“Your file remains open pending receipt of an investigation from the Department of Justice regarding other allegations you made, which OSC previously referred for investigation under [Section] 1213,” OSC wrote.
Tom Devine, the legal director for the nonprofit Government Accountability Project (where Crane is now employed), sees the case as further evidence of a reluctance of the Pentagon IG to take seriously whistleblowers who flag senior staff misconduct. It’s an ongoing issue that has prompted concerns echoed by Grassley and Sen. Claire McCaskill, D-Mo., as well as audits by the Government Accountability Office.

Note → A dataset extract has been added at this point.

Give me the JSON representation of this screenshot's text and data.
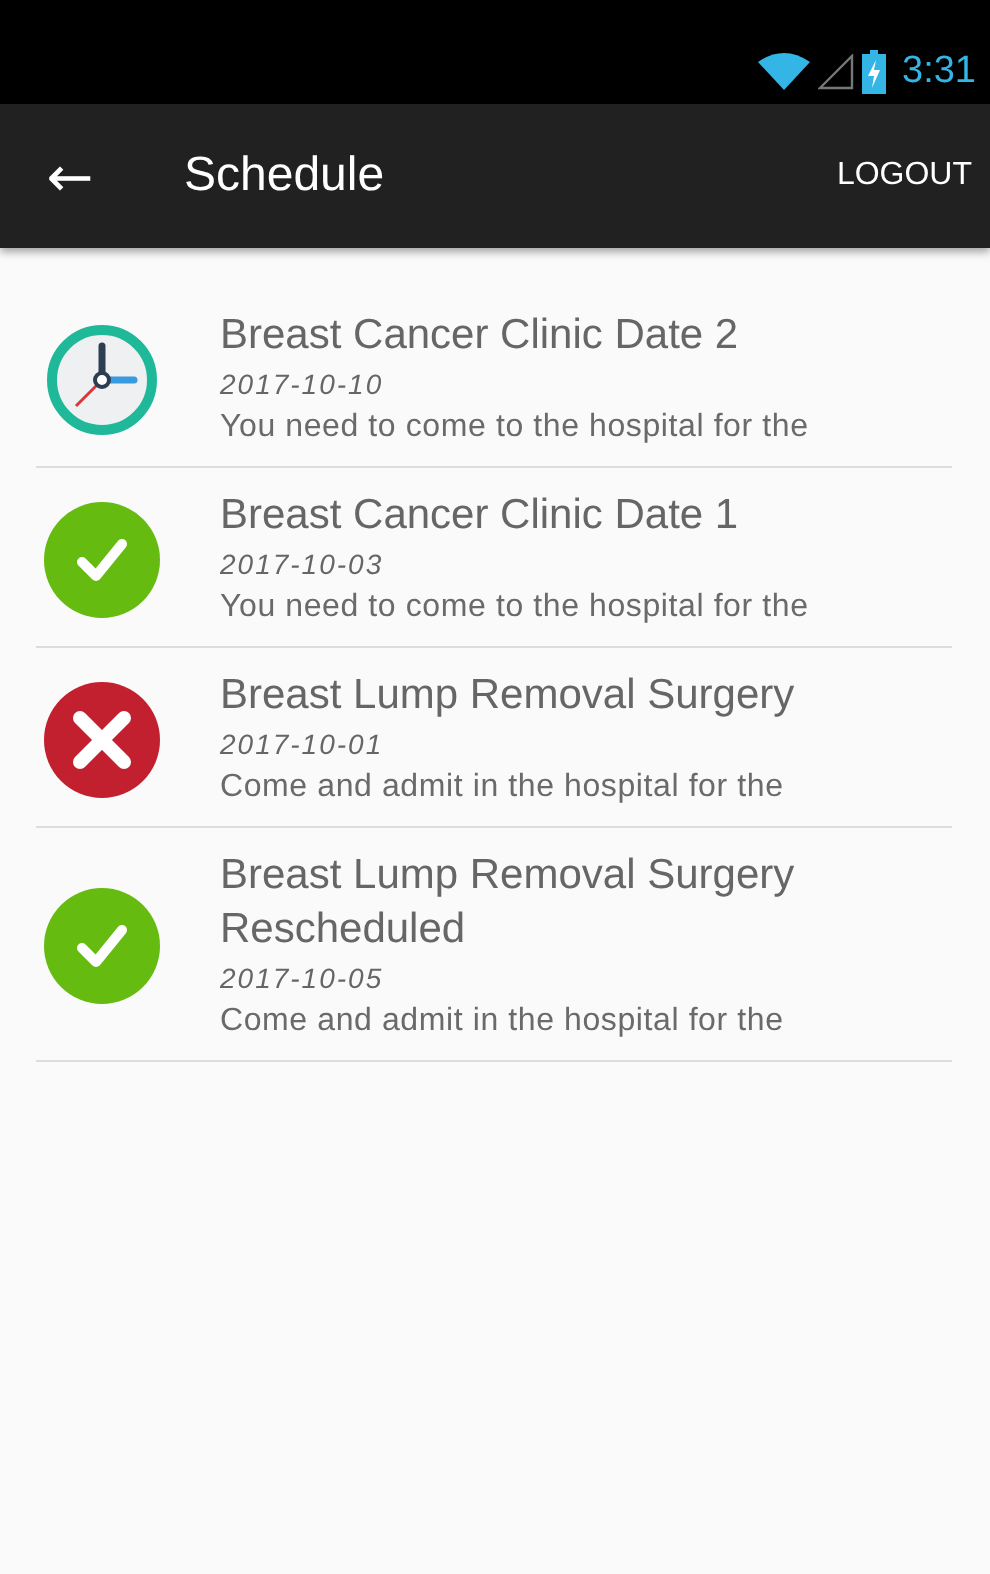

Crane’s attorney also told Government Executive, “The Crane case exposes a huge accountability loophole that goes to the heart of merit system. By law, Offices of Inspector General are the watchdogs against fraud, waste and abuse. But until Congress acts, they can defy Special Counsel substantial likelihood findings that the Pentagon OIG covered up classified leaks which exposed America’s undercover heroes and their families. When the so-called Council of the Inspectors General on Integrity and Efficiency refused OSC accountability, it branded OIG’s as the weak link of the merit system.”
An angry Crane said, "The CIGIE refusal to investigate shows that the shield of independence and objectivity behind which it hides is in fact a ruse to avoid investigation of misconduct.”
CIGIE Executive Director Mark Jones said he could not comment on specific cases. But in a statement to Government Executive addressing the Oct. 11 letter from OSC, he said, “The Integrity Committee is not an agency head under 5 USC Section 1213. It does not have authority to impose remedies at agencies, and therefore it cannot stand in the place of the agency head under OSC’s statute,” he said.
“Nevertheless, the [committee] does thoroughly review, pursuant to the IG Act and under its own published standards, all allegations that it receives, including from OSC, of wrongdoing against inspectors general and their senior officials. That review frequently considers information from both complainants and subjects before determining whether an investigation is warranted. If warranted, the [committee] directs an investigation. Through this process, the [committee] ensures that allegations of misconduct against inspectors general and their high-level employees are addressed, regardless of whether they are referred by the OSC or made directly to the [committee] by the complainant.
DOD IG spokesman Bruce Anderson said in a statement "The DOD OIG relies on the Integrity Committee to handle these types of matters. We have confidence in the Integrity Committee's processes and decisions."
The OSC, whose new leader, Henry Kerner, was just confirmed by the Senate, said through a spokeswoman: “Although the Office of Special Counsel and the Council of Inspectors General on Integrity and Efficiency had overlapping jurisdiction after CIGIE’s creation, the Inspector General Empowerment Act of 2016 clarified Congress’ intent regarding how to handle allegations of wrongdoing against inspectors general and their high-level employees. OSC has worked closely with CIGIE’s Integrity Committee subsequent to the Empowerment Act’s passage to ensure that all such allegations are addressed in the proper venue, and pursuant to the different procedures Congress requires of OSC and the Integrity Committee.
“This new process is working well,” OSC said.